_TASK_.
Report each line from the data below that holds the word "true".

[Interface dataset entries]

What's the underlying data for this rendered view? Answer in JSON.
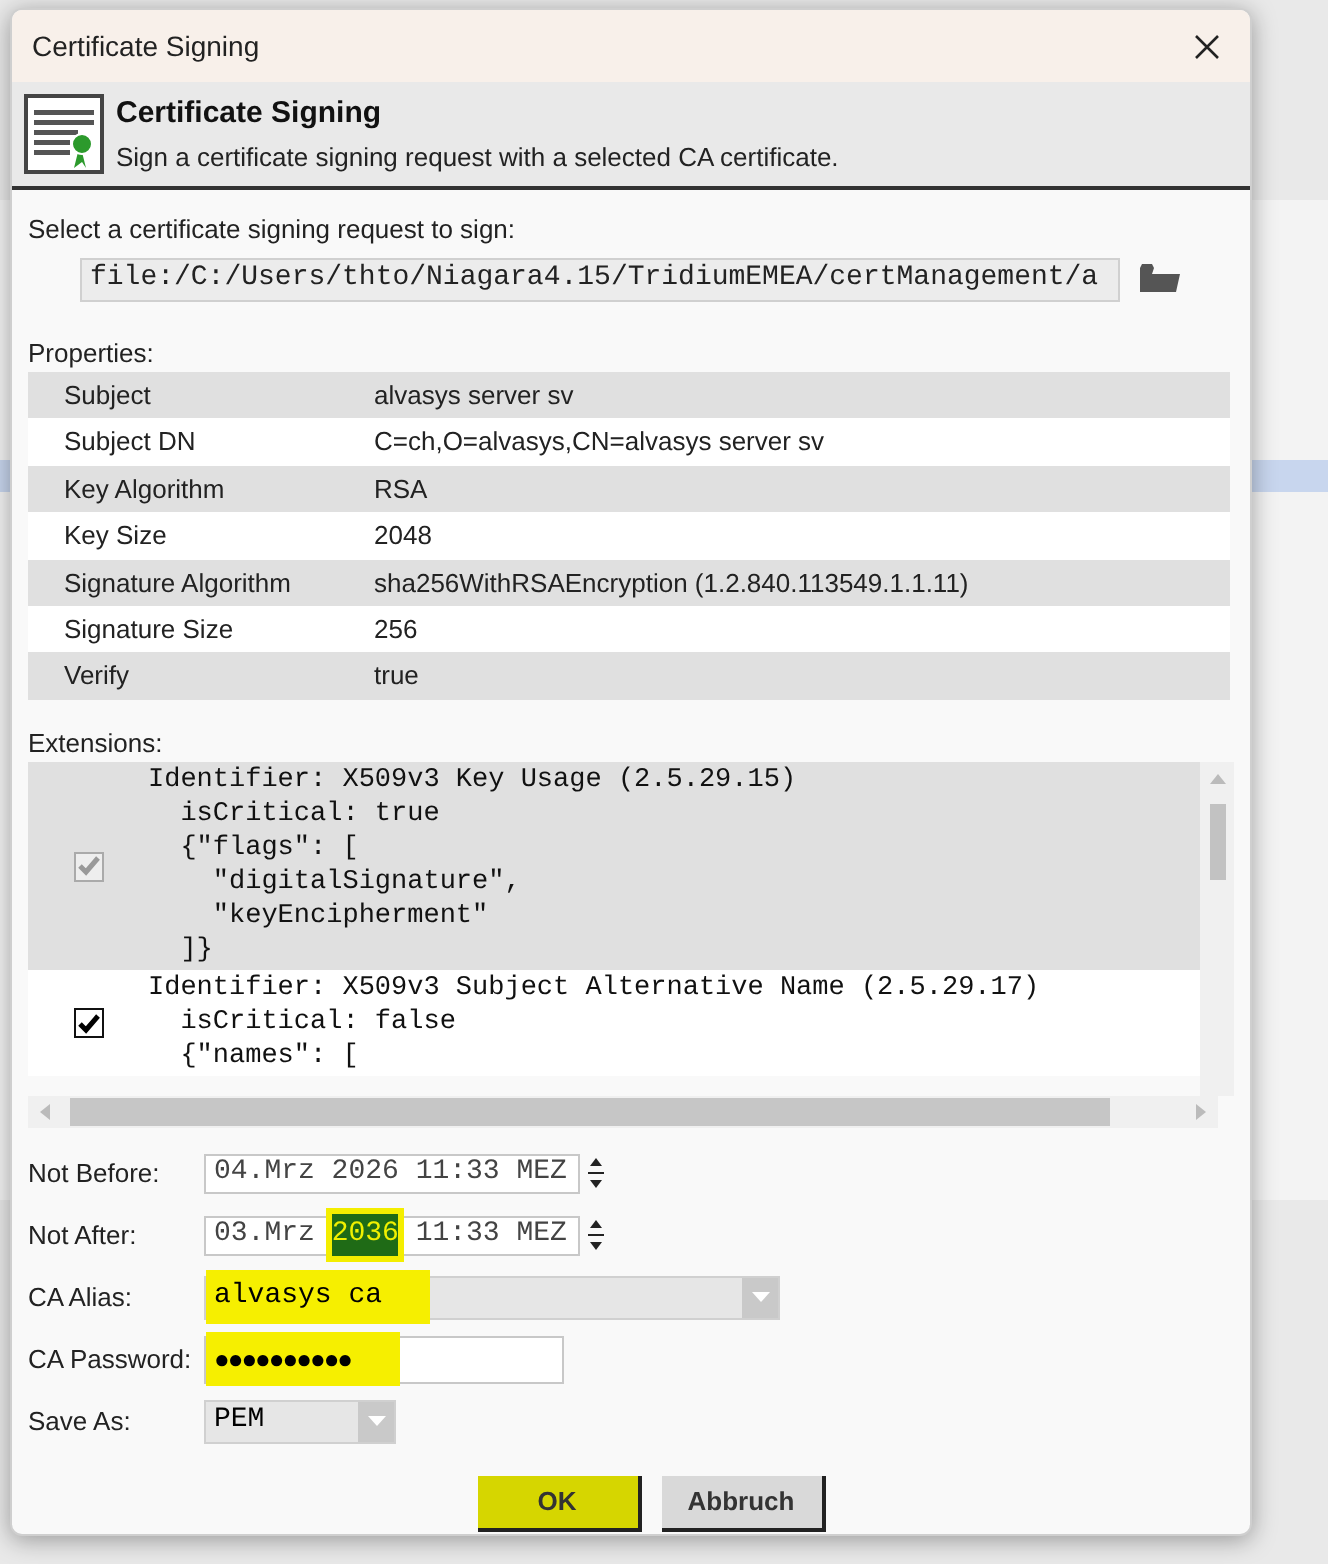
{
  "window": {
    "title": "Certificate Signing"
  },
  "header": {
    "title": "Certificate Signing",
    "subtitle": "Sign a certificate signing request with a selected CA certificate."
  },
  "request": {
    "label": "Select a certificate signing request to sign:",
    "value": "file:/C:/Users/thto/Niagara4.15/TridiumEMEA/certManagement/a"
  },
  "properties": {
    "label": "Properties:",
    "rows": [
      {
        "name": "Subject",
        "value": "alvasys server sv"
      },
      {
        "name": "Subject DN",
        "value": "C=ch,O=alvasys,CN=alvasys server sv"
      },
      {
        "name": "Key Algorithm",
        "value": "RSA"
      },
      {
        "name": "Key Size",
        "value": "2048"
      },
      {
        "name": "Signature Algorithm",
        "value": "sha256WithRSAEncryption (1.2.840.113549.1.1.11)"
      },
      {
        "name": "Signature Size",
        "value": "256"
      },
      {
        "name": "Verify",
        "value": "true"
      }
    ]
  },
  "extensions": {
    "label": "Extensions:",
    "items": [
      {
        "checked": true,
        "disabled": true,
        "selected": true,
        "lines": [
          "Identifier: X509v3 Key Usage (2.5.29.15)",
          "  isCritical: true",
          "  {\"flags\": [",
          "    \"digitalSignature\",",
          "    \"keyEncipherment\"",
          "  ]}"
        ]
      },
      {
        "checked": true,
        "disabled": false,
        "selected": false,
        "lines": [
          "Identifier: X509v3 Subject Alternative Name (2.5.29.17)",
          "  isCritical: false",
          "  {\"names\": ["
        ]
      }
    ]
  },
  "form": [
    {
      "kind": "date",
      "label": "Not Before:",
      "parts": [
        {
          "text": "04.Mrz 2026 11:33 MEZ",
          "selected": false,
          "highlighted": false
        }
      ]
    },
    {
      "kind": "date",
      "label": "Not After:",
      "parts": [
        {
          "text": "03.Mrz ",
          "selected": false,
          "highlighted": false
        },
        {
          "text": "2036",
          "selected": true,
          "highlighted": true
        },
        {
          "text": " 11:33 MEZ",
          "selected": false,
          "highlighted": false
        }
      ]
    },
    {
      "kind": "combo",
      "label": "CA Alias:",
      "value": "alvasys ca",
      "highlighted": true
    },
    {
      "kind": "password",
      "label": "CA Password:",
      "value": "●●●●●●●●●●",
      "highlighted": true
    },
    {
      "kind": "select",
      "label": "Save As:",
      "value": "PEM",
      "highlighted": false
    }
  ],
  "buttons": [
    {
      "label": "OK",
      "highlighted": true
    },
    {
      "label": "Abbruch",
      "highlighted": false
    }
  ]
}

_TASK RESPONSE_.
        "value": "true"
        "checked": true,
        "disabled": true,
        "selected": true,
          "  isCritical: true",
        "checked": true,
          "selected": true,
          "highlighted": true
      "highlighted": true
      "highlighted": true
      "highlighted": true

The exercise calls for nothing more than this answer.